The bulk of the BRAC jobs moving to the state are in the fields of telecommunications, information technology, weapons building and health care.
On top of that, thousands of additional jobs not related to BRAC that are coming to the National Security Agency, Fort Detrick in Frederick and elsewhere - in fields such as biodefense, linguistics and surveillance - raise the already-high stakes for Maryland to excel in the "knowledge economy."
In light of these dynamics, the report said, the state needs to bolster its efforts to attract advanced students to math and science and imbue them with more developed leadership skills; raise the percentage of people who can fluently speak a second language; and streamline the security-clearance process so qualified workers don't wait a year or more to reach the workplace.
While the shortage of mathematicians, scientists and engineers is being felt across the country, a greater percentage of Maryland's work force is in those fields, the report said, and the increased appetite for such trained personnel is straining the state's ability to satisfy it.
According to the report, state officials estimate a 17 percent jump in engineering employment between 2004 and 2014, "but that can only occur if there is a supply to meet demand." While enrollment for bachelor's degrees in Maryland rose 24 percent between 1994 and 2004, the number of students pursuing math, engineering and biological scienes dropped.
The report emphasized boosting the number of engineers and professionals to train them, concluding that they will be called on to be leaders in homeland security efforts.
Level of education
Lt. Gov. Anthony G. Brown said that Maryland is well-suited to meet that goal, pointing to some of the reasons the federal government chose in 2005 to relocate thousands of jobs here: It has one of the most educated work forces in the country and a host of competitive schools that serve those from kindergarten to graduate school.
"The governor and I recognize our responsibility as a state that will play a more prominent role in our nation's defense," said Brown, who is overseeing the state's preparation for BRAC. "These jobs could not be out-sourced halfway around the globe.
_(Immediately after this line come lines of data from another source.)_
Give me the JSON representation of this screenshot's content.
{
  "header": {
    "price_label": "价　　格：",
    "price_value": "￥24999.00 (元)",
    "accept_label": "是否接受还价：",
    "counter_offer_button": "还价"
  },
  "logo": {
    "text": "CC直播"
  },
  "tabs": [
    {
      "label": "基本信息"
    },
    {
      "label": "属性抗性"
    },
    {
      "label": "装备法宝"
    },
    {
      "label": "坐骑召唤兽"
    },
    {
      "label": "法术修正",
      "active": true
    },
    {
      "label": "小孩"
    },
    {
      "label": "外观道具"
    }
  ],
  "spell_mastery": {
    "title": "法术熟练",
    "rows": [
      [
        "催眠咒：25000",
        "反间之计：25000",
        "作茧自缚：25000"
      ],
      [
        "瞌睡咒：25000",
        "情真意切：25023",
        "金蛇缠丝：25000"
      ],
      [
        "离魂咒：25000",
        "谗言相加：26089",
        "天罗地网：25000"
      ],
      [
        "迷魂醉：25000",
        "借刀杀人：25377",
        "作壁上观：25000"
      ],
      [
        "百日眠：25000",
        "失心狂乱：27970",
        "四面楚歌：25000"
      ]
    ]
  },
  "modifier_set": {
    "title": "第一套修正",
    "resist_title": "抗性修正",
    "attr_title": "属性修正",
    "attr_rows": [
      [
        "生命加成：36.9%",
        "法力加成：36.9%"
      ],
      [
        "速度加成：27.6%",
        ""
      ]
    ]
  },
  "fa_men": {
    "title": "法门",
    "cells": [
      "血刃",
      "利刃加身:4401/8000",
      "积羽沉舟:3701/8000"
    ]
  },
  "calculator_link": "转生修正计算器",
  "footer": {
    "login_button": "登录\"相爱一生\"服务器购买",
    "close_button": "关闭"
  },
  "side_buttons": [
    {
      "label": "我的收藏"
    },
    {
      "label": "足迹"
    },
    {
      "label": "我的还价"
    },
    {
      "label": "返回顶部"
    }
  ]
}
They will come to Maryland and stay in Maryland if we do our job: provide a trained work force and provide the proper investments in infrastructure."
The report is based on findings collected at a conference in May at the National Business Park in Annapolis Junction, where representatives from the state's universities, lawmakers, defense officials and contractors spoke about how they could work together to train the future work force to serve Maryland's national defense apparatus.
Jay Baldwin, president of the Fort Meade Alliance, said that at a time when the defense industry is facing a wave of retirement from an aging work force, there are fewer people with the skills and security approvals to replace them.
Though the United States produces about 72,000 engineers a year, up nearly 10,000 from the 1980s, those numbers "aren't enough to soak up all the demand," said Bob Black, deputy executive director of the American Society for Engineering Education.
Start them young
"To get a greater supply, we have to make structural changes to our education to get more people in the K-12 science and engineer pipeline earlier," said Black, echoing remarks of panelists in May.
Brown spoke of looking at educating students at a "K-20 level," from kindergarten through graduate school, to provide them with the exposure and support to work in the defense field.
To that end, Brown said, the state is boosting funding for STEM programs (science, technology, engineer and math) in local school districts, and educators are retooling their curricula for those likely to forgo college for technical work.
"Maryland does a tremendous job already in educating its work force," Baldwin said. "How to improve the process to make it better benefits everyone."
On top of the challenge of educating tomorrow's work force, the report said, higher housing prices will likely slow migration of workers. Taken together with an unemployment rate a full point below the national average, the BRAC demands and a tightening of federal dollars, "it becomes clear that Maryland's homeland security and defense sectors face monumental challenges in the years ahead," it says.
Brown, though, said the state knows a thing or two about government-related growth, noting a BRAC expansion of 5,000 personnel in the mid-1990s at the Patuxent River Naval Air Station.
In addition, 50 federal agencies in Maryland employ about a half-million people, and federal spending on research and development hovers around $12 billion annually, an amount second only to Virginia.
"Maryland is not a stranger to growth and development of federal activities," he said.